REQUIREMENT: Scan the records for the word "badge". Report each line where it occurs.

Excerpts from an interface dataset:

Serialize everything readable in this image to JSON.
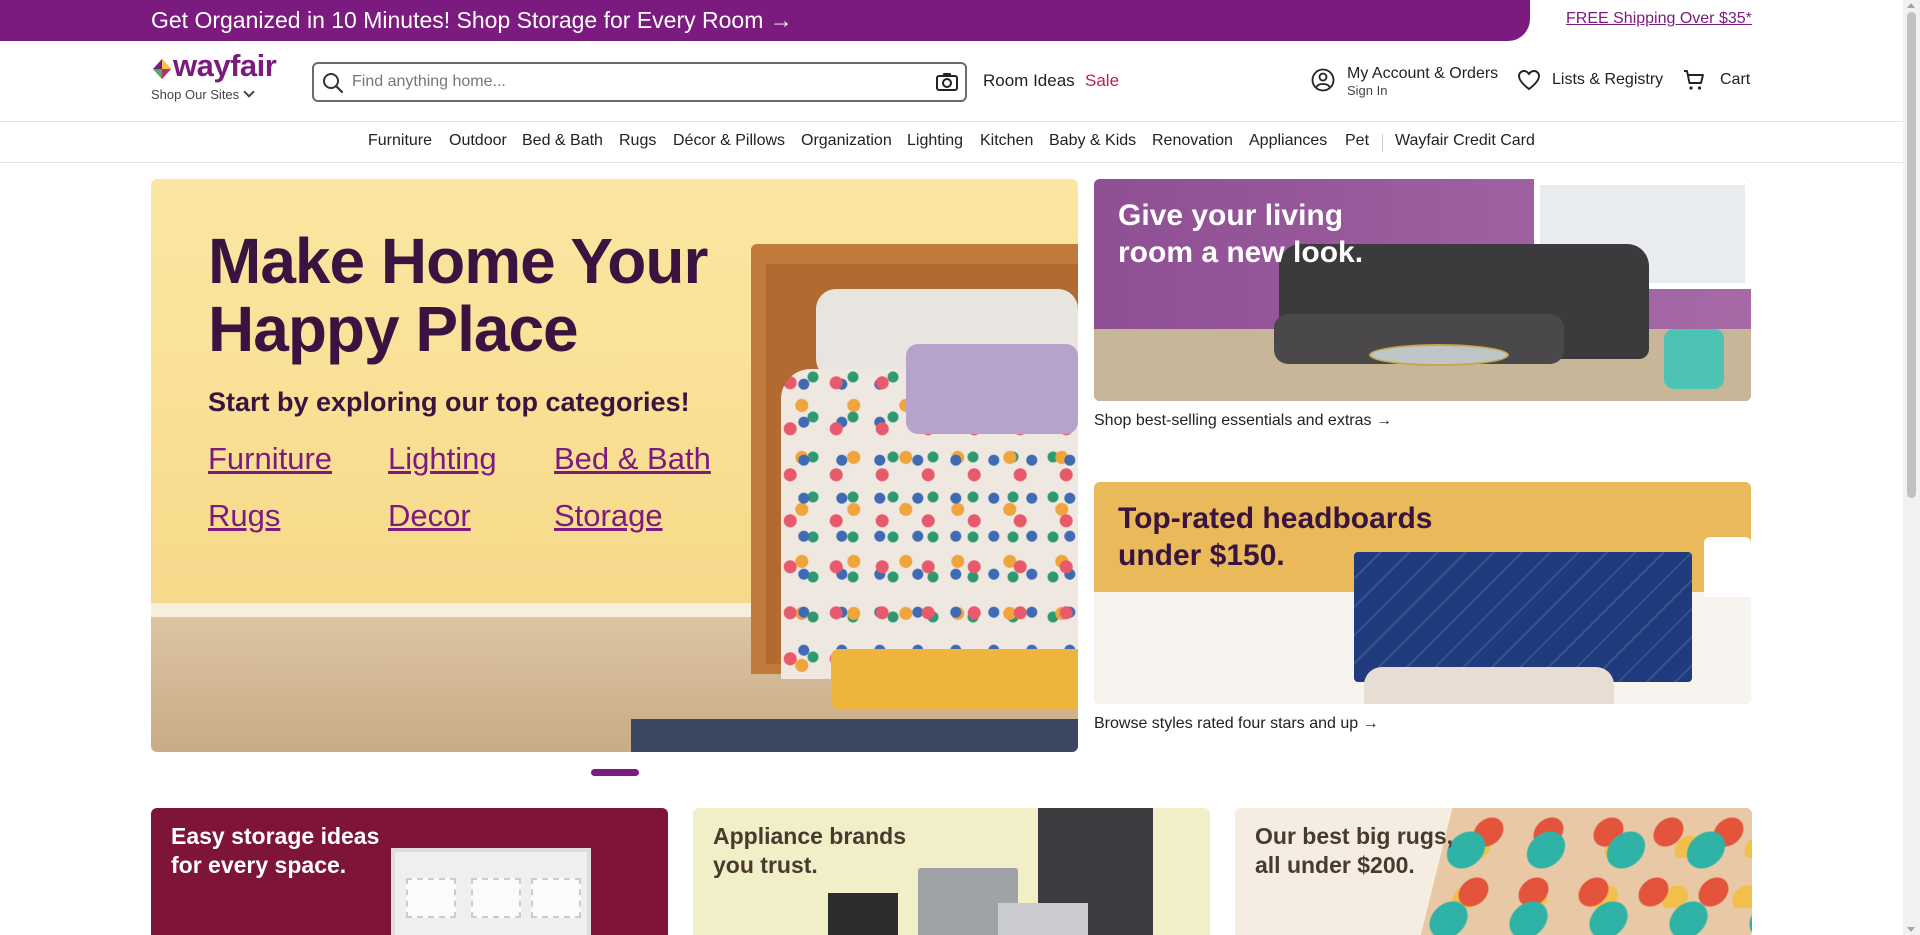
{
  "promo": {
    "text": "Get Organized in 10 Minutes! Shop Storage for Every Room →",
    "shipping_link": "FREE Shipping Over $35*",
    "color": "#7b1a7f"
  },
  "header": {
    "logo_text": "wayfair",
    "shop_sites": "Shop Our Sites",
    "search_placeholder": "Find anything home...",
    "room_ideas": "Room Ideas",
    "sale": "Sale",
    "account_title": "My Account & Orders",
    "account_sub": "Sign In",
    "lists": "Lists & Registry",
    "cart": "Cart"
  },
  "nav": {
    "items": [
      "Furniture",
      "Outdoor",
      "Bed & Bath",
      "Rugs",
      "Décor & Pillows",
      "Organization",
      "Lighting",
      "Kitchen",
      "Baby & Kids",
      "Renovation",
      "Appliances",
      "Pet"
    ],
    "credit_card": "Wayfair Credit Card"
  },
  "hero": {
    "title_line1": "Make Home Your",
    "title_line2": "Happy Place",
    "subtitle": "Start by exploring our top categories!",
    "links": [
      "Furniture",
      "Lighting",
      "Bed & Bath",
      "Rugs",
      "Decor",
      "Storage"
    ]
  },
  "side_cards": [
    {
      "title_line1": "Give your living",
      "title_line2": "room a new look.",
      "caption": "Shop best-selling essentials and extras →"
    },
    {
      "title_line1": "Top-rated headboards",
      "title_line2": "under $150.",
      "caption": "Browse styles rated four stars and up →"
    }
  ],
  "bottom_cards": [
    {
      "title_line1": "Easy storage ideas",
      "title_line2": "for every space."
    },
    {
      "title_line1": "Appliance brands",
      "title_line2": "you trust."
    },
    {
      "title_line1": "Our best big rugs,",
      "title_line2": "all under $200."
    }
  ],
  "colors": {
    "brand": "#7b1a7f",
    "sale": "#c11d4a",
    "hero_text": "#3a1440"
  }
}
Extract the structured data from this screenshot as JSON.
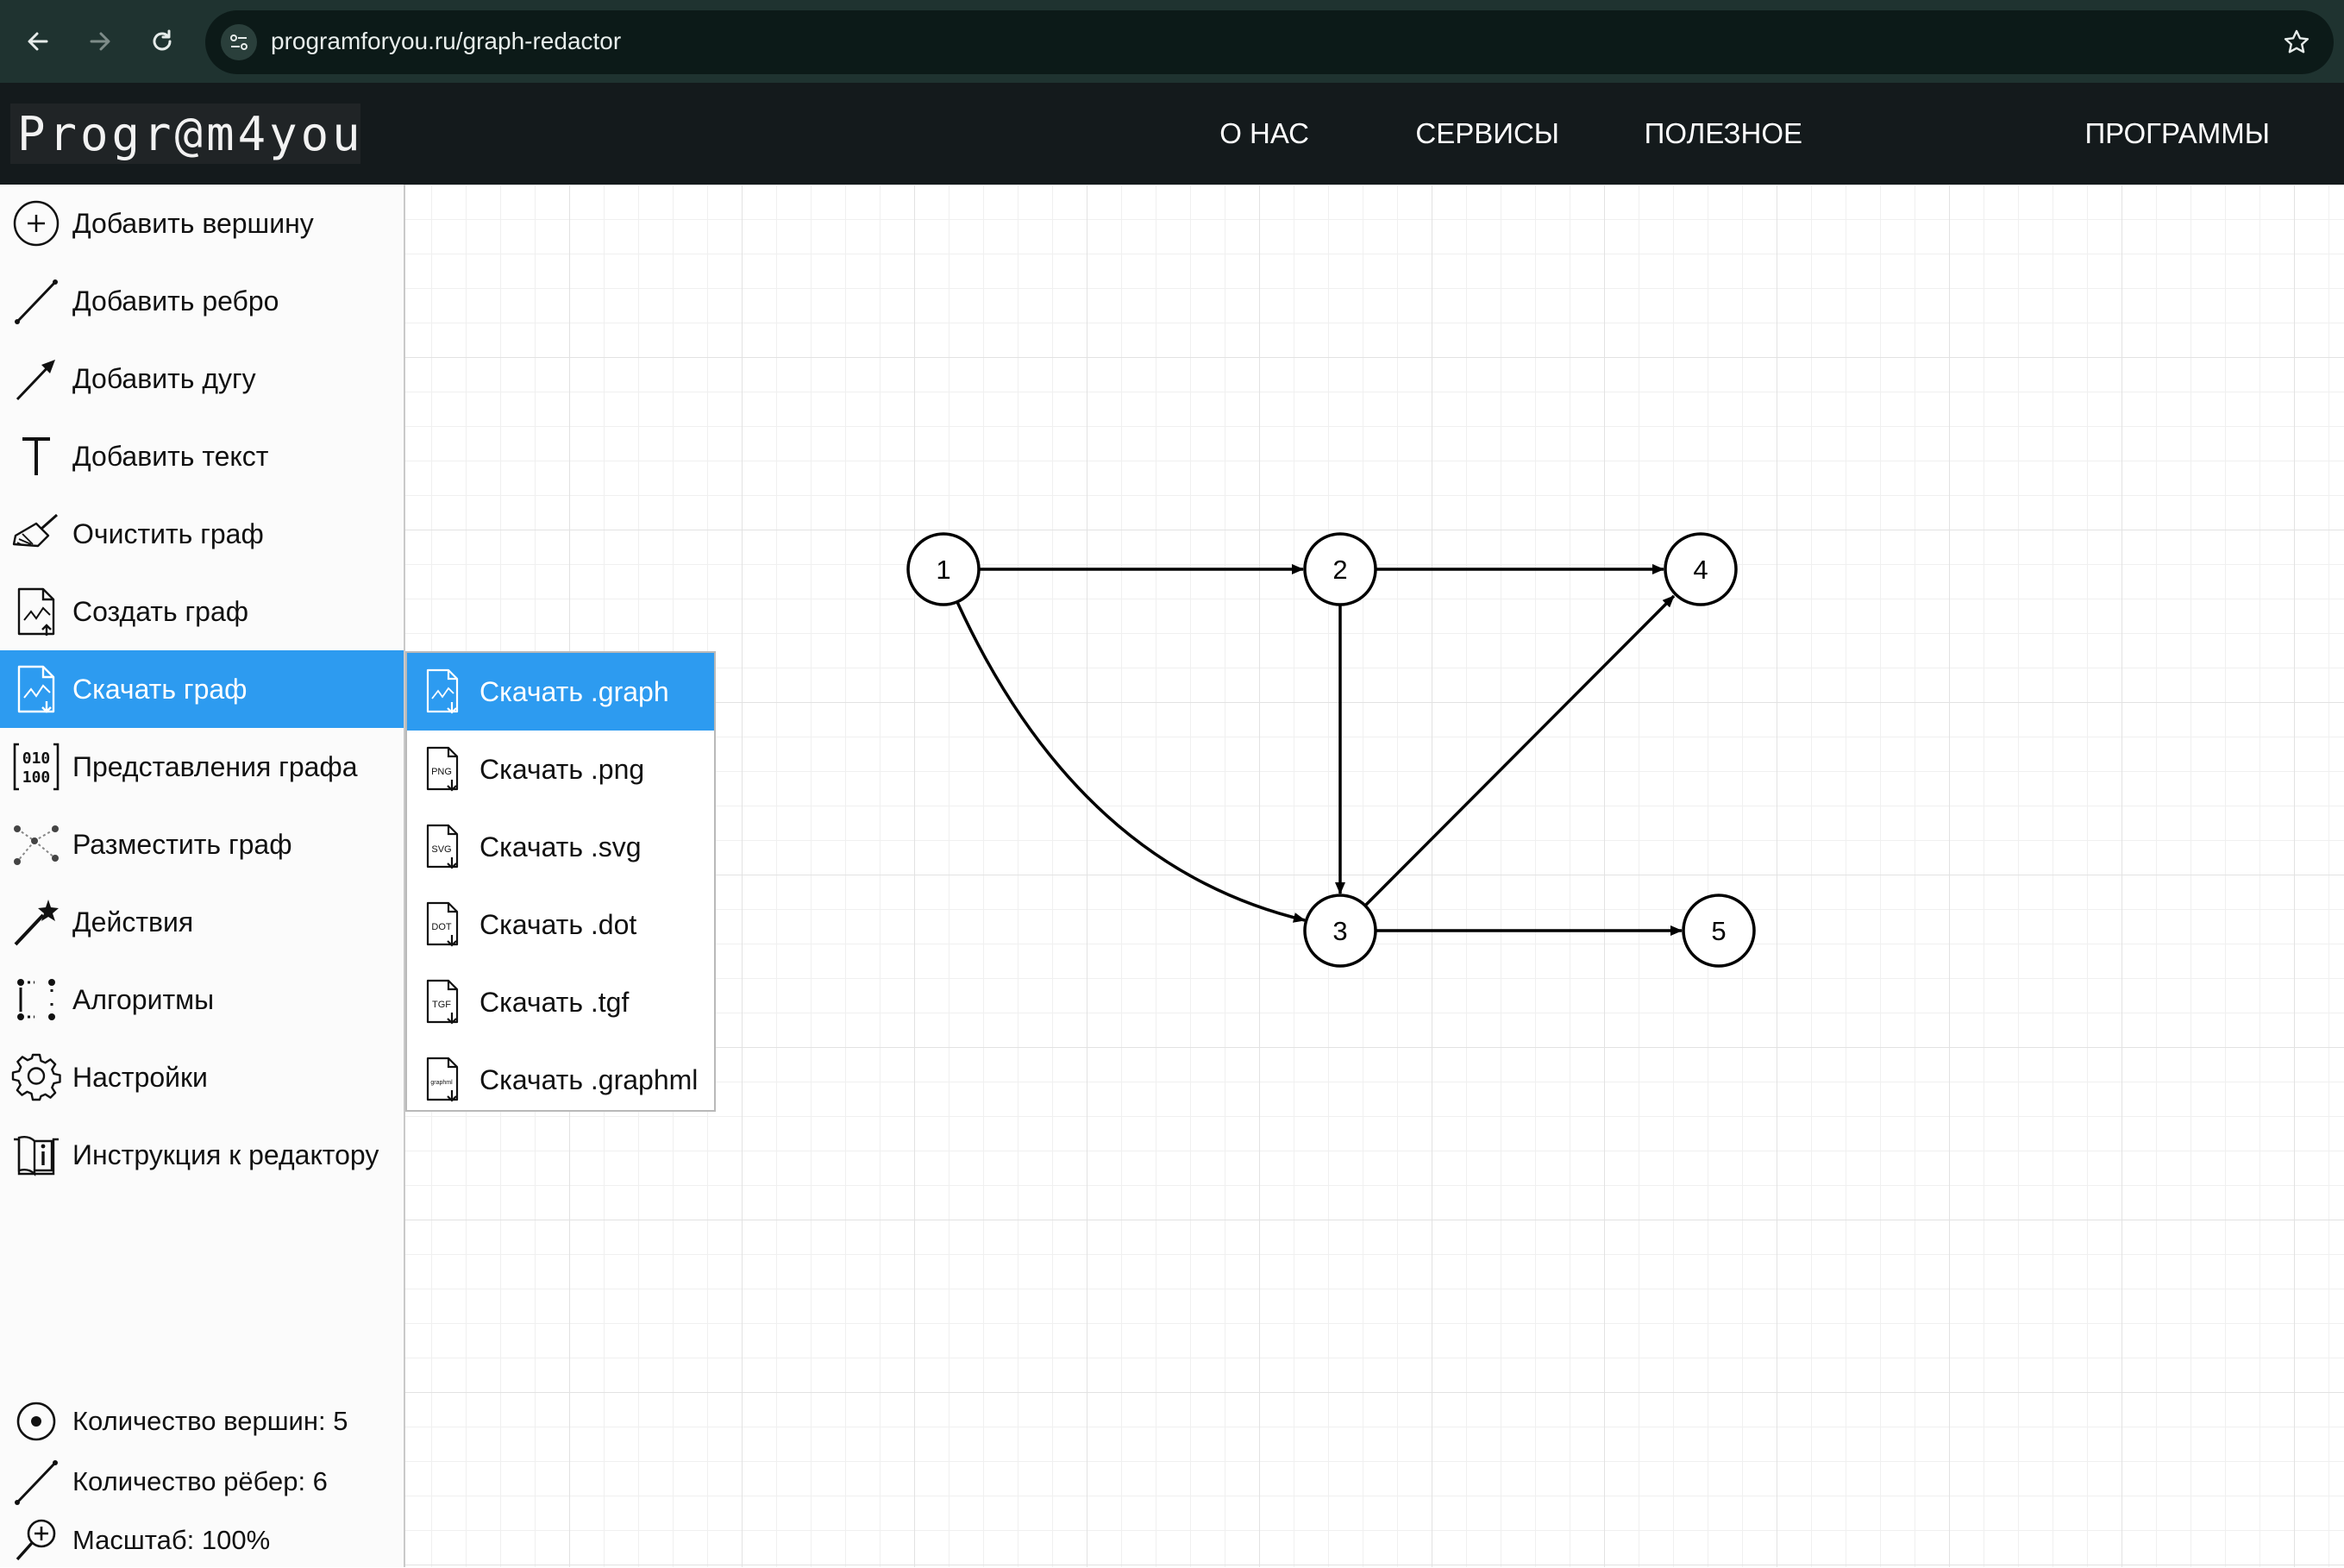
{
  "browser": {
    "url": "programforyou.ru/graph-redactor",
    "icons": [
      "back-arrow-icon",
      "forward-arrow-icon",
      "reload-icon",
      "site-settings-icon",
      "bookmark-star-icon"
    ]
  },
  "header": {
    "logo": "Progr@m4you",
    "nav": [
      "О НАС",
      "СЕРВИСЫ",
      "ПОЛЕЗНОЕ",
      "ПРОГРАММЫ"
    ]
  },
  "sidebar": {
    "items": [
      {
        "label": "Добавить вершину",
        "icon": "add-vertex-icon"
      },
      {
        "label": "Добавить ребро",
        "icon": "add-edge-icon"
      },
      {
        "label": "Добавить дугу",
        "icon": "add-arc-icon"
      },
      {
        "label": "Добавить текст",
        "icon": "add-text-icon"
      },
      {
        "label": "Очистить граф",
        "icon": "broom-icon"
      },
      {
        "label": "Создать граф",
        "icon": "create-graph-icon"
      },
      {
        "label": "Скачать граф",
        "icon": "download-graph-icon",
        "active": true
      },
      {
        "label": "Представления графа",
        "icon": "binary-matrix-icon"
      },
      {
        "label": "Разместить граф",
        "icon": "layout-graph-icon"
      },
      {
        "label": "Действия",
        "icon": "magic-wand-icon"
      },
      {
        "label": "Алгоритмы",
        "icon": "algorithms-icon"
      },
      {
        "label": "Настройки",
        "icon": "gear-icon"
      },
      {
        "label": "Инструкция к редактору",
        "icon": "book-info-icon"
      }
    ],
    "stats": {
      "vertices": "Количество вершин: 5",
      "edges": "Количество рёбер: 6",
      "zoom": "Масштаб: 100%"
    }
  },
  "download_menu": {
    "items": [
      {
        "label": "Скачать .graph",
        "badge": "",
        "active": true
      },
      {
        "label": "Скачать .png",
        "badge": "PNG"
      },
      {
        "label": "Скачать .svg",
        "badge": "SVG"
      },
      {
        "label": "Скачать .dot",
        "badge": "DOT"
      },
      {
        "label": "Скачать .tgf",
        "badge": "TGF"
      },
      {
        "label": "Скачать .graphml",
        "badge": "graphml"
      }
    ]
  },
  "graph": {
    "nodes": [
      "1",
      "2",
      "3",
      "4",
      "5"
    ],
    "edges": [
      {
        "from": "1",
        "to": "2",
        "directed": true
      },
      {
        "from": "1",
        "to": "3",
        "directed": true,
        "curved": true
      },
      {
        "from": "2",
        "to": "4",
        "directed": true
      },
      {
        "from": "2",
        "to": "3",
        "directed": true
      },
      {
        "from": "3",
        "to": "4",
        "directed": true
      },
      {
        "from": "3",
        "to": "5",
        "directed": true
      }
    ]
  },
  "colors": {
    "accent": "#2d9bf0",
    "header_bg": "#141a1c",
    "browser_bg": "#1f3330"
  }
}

WRITTEN RESPONSE:
        "badge": "",
        "badge": "PNG"
        "badge": "SVG"
        "badge": "DOT"
        "badge": "TGF"
        "badge": "graphml"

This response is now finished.